Out of the conventional, and into the Indo-Pakistani subcontinent. But then the moment you think of that, it’s like, what is Indo-Pakistan? It’s made up of thousands of years – It’s made up! It’s made up of thousands of years of conquest, of interaction between the Dutch, the French, the British, Arabs, Persians, Turks. It goes back to the earliest of civilizations, so one is simultaneously inhabiting all of these disparate selves and communities. For Ali, ‘That assumption certainly, in my experience, comes from different kinds of audiences sometimes, so that those who think that I should be representing them have a certain set of assumptions about what I should be representing, and those who think that I am “other” also have a set of assumptions about what I should be representing or doing. What I’m seeing myself creating in this story of travel, of exile, of displacement, of many kinds of movement, is exploring not only what those words mean, but also updating the musical language. So I’m updating my own classical, Indian, Eastern, Pakistani musical self, and saying that it’s more dynamic than I have been allowed to think. It’s not conceptual for me. My musical tradition apparently does not belong to me because I am not allowed to go to India. India won’t accept me.’

So how do we embrace artists who practise the cultural means who are not from the region? Curating is not an process of ‘mix-and-match’, of branding under a theme and glossed ‘Instagrammable’ filter. Defy a theme and defy the myth of a concept. Defy the myth of curators’ ownership over their broad curatorial statements and their featured artists they select. It has to come from understanding the absolute necessity, understanding why every moment, every element should come and how they converse with each other. It should not just subscribe to a mode du jour, or fit into one man-made category, because then it just leaves you feeling good while being a tourist in someone else’s lineage, history and agony. These borderlines –whether aesthetic, political, economic, or social – are all man-made with the intention of examining the layers of history embedded within a cultural zone.

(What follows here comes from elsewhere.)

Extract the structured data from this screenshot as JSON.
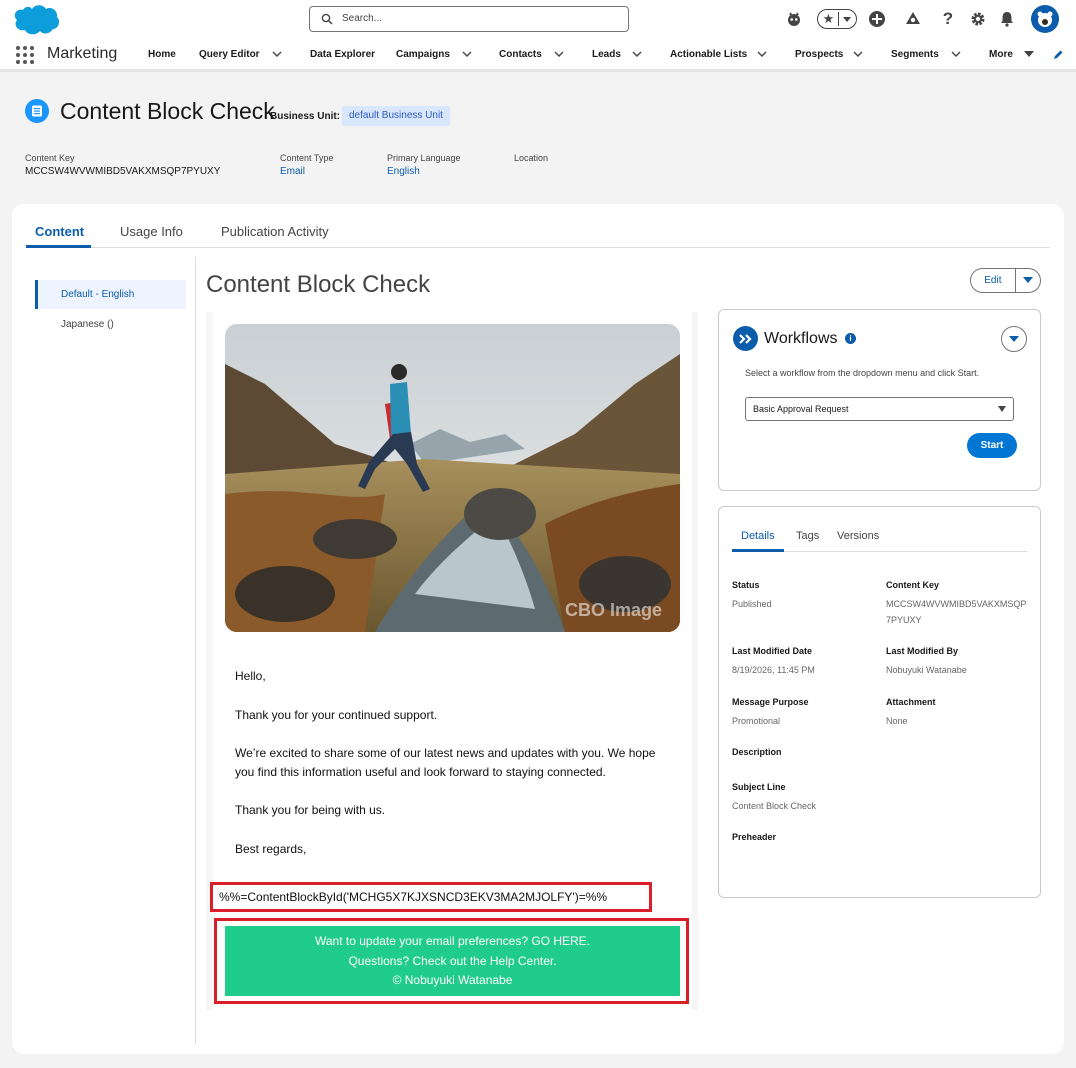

Not an Ending
What matters to me more as a practising artist is to connect with communities and other artists. To be an artist is to share the divinity of what makes us human, and to curate is to invite more people into dialogue, allowing that incompleteness of understanding to happen. And I believe just to know that is allowed to happen is also a huge freedom, a sense of humility, and submission to each other’s divine spirit. We are not here to find a panacea to cure us all. This is not about coming together, but to provoke – and to provoke us back too. Curating in today’s world should not be a doctrinal megaphone for an aesthetic and a trend. I never thought it should present us to them, because once you position yourself that way, you become that paradigm. And to be alive is to be appreciating that state of in-between-ness at all times, of being more than an animal, or plant, or more advanced animal capable of reckoning, but always being less than perfect. And that incompleteness is where all beauty, morality, struggle, and knowledge lie: all the highlights of the human experience are born inside that incomplete-ness. In our musical concepts and our social dynamics, it is essential to have incompleteness – a treatment versus a cure.

Without the blank space, you will never get the full picture. Such blankness, silence in thinking, acknowledging its inherent chaos, is a nod to mortality. There is a Chinese saying that being a human, unlike the trees, you have to move so you will thrive and it will be easier to see the roots. Folk-tradition art, no matter what the provenance, may seem on the surface to have many rules and restrictions; these limitations are often added later.

To me, these liminal spaces where experimentation happens are the most purified divinity that the human species has been hungry for, no matter where you come from.

Who owns culture? Not you. Not me. It is here, an ever-evolving presence to be created and lived together.